# EXERCISE DETAILS
If a line in the data below includes the string "mood", please return a copy of it.

# EXTRACTED ENTRIES

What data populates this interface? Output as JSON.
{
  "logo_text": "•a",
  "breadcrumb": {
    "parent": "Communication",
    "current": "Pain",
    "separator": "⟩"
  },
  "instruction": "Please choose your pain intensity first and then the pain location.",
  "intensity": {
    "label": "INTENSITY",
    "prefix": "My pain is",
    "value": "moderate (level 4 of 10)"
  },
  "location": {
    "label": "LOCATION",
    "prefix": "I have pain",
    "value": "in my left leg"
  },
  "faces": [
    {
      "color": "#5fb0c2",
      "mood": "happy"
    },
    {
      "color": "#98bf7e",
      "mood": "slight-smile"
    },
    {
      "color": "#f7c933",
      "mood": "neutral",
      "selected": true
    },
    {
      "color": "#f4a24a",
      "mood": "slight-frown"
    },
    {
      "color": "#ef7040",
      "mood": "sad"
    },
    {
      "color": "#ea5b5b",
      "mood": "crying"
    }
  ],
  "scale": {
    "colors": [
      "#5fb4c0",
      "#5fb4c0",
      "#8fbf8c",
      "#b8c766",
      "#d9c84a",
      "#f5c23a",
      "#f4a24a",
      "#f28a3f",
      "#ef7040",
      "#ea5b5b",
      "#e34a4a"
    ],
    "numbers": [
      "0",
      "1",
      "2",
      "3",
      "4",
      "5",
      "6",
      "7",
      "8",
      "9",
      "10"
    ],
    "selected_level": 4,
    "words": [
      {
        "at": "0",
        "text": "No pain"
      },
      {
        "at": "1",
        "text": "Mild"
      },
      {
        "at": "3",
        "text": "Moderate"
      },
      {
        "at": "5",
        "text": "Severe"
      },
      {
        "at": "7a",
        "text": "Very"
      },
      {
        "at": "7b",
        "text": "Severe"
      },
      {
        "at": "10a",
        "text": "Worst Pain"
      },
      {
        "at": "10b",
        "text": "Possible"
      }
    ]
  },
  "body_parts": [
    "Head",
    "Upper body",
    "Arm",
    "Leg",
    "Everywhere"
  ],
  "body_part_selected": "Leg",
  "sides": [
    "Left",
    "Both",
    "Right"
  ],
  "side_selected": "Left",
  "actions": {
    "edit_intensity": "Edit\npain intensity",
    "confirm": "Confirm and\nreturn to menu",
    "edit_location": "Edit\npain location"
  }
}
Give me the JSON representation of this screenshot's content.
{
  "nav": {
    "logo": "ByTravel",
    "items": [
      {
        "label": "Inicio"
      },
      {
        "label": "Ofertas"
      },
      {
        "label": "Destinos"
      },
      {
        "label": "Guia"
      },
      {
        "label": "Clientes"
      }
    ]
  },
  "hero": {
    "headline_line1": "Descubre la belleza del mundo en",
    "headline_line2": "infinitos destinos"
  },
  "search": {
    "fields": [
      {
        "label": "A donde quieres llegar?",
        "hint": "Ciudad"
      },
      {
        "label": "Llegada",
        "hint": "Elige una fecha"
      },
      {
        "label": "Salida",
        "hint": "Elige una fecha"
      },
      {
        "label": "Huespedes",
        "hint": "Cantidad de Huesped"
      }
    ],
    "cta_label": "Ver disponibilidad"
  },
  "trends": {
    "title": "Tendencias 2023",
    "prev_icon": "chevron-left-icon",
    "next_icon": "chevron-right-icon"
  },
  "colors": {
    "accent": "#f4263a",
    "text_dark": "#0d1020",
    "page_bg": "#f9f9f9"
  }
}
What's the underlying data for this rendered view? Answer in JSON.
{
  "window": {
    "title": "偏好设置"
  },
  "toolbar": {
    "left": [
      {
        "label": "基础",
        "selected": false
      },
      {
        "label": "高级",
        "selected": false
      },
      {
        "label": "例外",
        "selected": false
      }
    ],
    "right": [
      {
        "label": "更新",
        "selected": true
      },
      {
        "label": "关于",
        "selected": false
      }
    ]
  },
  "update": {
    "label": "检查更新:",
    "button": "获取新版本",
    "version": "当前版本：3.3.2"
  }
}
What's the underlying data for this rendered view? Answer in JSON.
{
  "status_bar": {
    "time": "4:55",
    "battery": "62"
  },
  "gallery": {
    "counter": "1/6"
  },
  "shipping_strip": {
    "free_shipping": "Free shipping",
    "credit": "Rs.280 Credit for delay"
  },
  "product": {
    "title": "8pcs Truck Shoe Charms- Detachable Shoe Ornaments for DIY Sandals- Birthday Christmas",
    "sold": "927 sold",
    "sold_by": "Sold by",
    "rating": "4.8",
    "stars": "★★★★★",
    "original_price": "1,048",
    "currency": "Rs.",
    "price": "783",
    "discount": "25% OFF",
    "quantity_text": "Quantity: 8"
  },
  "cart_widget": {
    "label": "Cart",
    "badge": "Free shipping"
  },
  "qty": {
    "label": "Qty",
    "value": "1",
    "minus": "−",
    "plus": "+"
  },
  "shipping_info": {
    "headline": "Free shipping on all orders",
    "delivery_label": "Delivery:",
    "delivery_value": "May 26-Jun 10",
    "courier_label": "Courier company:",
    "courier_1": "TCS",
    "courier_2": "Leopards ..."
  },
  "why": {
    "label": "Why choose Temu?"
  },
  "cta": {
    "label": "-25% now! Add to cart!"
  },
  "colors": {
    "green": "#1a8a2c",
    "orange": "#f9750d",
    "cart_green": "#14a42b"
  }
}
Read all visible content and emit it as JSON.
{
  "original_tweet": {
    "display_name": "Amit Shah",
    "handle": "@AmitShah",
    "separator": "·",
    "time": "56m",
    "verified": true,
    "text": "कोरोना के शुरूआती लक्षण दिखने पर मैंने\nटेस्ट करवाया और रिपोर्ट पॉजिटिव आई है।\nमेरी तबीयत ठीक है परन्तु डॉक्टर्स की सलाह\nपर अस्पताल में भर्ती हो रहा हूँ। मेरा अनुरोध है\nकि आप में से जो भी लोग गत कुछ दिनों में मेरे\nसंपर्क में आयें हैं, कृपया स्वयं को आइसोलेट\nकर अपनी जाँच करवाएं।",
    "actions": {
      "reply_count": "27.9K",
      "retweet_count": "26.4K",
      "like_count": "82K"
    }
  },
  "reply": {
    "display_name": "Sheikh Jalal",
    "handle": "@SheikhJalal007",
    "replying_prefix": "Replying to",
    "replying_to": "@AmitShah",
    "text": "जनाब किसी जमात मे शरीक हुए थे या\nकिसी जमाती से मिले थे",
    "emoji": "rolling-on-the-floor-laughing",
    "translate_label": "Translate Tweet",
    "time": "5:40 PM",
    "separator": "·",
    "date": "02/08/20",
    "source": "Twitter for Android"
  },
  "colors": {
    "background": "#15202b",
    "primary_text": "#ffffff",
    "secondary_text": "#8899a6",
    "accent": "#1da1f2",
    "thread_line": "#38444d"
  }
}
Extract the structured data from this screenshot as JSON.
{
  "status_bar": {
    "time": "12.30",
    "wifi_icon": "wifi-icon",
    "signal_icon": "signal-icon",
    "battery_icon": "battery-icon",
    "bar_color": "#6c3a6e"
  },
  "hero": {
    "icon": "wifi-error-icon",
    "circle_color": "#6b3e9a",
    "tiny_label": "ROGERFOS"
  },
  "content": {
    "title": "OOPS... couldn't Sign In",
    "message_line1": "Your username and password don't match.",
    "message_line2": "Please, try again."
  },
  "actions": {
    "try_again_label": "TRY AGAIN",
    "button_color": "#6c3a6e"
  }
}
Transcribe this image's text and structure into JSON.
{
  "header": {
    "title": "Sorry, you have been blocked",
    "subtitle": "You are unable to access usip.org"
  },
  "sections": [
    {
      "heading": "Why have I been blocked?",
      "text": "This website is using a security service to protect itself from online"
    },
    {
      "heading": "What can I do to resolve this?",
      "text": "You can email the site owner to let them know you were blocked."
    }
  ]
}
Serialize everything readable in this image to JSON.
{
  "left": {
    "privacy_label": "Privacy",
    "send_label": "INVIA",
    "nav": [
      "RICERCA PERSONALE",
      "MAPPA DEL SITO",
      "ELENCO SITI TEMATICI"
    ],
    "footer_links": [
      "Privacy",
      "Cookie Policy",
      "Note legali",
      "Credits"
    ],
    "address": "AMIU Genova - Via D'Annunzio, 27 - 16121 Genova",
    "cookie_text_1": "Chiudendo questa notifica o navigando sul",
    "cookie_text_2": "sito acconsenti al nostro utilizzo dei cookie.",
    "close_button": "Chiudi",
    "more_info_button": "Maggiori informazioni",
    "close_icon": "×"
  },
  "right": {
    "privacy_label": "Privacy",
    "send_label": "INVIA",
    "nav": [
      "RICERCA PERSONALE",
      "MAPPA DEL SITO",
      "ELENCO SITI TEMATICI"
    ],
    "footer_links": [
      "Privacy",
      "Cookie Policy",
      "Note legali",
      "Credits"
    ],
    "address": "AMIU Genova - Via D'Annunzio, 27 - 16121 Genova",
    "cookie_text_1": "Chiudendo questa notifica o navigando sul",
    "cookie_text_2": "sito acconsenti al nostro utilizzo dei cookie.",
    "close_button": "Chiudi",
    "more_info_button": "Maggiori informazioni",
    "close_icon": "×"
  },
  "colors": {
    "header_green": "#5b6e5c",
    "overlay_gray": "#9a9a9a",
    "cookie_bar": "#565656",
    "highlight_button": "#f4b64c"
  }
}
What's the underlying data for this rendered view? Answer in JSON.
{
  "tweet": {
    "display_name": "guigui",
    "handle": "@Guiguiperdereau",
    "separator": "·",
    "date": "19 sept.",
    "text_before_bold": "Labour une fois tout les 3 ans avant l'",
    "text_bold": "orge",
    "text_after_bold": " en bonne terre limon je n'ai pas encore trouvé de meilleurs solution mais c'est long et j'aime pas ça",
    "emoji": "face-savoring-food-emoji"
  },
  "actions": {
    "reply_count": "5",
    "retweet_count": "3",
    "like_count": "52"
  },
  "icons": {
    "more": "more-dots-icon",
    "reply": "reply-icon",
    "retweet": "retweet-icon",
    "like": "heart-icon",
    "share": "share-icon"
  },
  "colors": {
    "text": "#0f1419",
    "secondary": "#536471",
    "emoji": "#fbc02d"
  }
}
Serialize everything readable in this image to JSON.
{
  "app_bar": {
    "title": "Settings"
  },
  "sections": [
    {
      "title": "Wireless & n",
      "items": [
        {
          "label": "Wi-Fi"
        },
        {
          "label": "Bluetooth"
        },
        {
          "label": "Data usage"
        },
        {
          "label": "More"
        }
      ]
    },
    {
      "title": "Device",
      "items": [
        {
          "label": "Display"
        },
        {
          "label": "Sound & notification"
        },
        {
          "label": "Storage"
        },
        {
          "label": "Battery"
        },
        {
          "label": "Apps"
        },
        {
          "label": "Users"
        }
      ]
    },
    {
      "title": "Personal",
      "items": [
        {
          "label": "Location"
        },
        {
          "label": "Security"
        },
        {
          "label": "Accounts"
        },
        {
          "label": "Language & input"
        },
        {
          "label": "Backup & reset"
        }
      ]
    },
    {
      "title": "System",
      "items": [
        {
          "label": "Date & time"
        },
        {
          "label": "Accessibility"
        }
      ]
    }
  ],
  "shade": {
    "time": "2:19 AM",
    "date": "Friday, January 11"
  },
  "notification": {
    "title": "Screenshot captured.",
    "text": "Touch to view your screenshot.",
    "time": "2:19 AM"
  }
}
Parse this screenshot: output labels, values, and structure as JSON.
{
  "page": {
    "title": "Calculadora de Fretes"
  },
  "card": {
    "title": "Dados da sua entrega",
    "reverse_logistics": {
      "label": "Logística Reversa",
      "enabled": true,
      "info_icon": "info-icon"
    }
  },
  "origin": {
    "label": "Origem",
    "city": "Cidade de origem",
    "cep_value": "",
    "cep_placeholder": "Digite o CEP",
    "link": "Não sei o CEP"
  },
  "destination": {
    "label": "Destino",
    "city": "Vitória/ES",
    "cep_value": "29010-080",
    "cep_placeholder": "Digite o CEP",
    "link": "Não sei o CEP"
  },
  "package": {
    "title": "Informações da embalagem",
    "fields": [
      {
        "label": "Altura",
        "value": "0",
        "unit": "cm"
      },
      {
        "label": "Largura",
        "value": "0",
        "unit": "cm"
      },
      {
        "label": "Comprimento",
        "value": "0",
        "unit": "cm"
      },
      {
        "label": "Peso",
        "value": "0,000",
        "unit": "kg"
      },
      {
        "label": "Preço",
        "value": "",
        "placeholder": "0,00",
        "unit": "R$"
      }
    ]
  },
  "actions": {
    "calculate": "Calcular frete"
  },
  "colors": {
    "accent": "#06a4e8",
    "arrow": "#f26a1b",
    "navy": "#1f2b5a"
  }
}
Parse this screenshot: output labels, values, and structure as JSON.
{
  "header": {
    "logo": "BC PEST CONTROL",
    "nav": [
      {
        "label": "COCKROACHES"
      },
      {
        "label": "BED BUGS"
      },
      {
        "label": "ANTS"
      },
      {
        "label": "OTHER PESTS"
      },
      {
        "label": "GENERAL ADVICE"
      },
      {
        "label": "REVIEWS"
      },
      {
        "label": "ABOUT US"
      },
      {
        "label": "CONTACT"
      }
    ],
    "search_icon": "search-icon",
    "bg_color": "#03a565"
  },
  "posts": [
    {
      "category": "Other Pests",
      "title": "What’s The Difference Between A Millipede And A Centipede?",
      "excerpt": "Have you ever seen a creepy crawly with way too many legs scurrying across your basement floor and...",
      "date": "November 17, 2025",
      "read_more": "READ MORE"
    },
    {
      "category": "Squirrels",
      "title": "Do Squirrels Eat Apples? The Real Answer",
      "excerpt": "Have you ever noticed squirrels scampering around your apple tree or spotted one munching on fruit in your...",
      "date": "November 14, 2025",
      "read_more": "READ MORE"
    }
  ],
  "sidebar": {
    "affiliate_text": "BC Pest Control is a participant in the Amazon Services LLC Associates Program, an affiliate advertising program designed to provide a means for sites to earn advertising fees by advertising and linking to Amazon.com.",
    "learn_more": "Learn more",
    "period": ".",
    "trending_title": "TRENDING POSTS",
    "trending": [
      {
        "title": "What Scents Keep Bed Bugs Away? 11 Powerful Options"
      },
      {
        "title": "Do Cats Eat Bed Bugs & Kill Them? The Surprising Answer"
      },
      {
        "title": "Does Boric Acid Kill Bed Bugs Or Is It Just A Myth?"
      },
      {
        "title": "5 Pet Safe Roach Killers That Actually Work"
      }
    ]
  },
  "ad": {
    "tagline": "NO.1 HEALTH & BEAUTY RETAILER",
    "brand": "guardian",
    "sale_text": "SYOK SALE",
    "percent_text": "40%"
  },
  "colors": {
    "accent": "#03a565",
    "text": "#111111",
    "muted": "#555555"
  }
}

# EXERCISE RESPONSE
      "mood": "happy"
      "mood": "slight-smile"
      "mood": "neutral",
      "mood": "slight-frown"
      "mood": "sad"
      "mood": "crying"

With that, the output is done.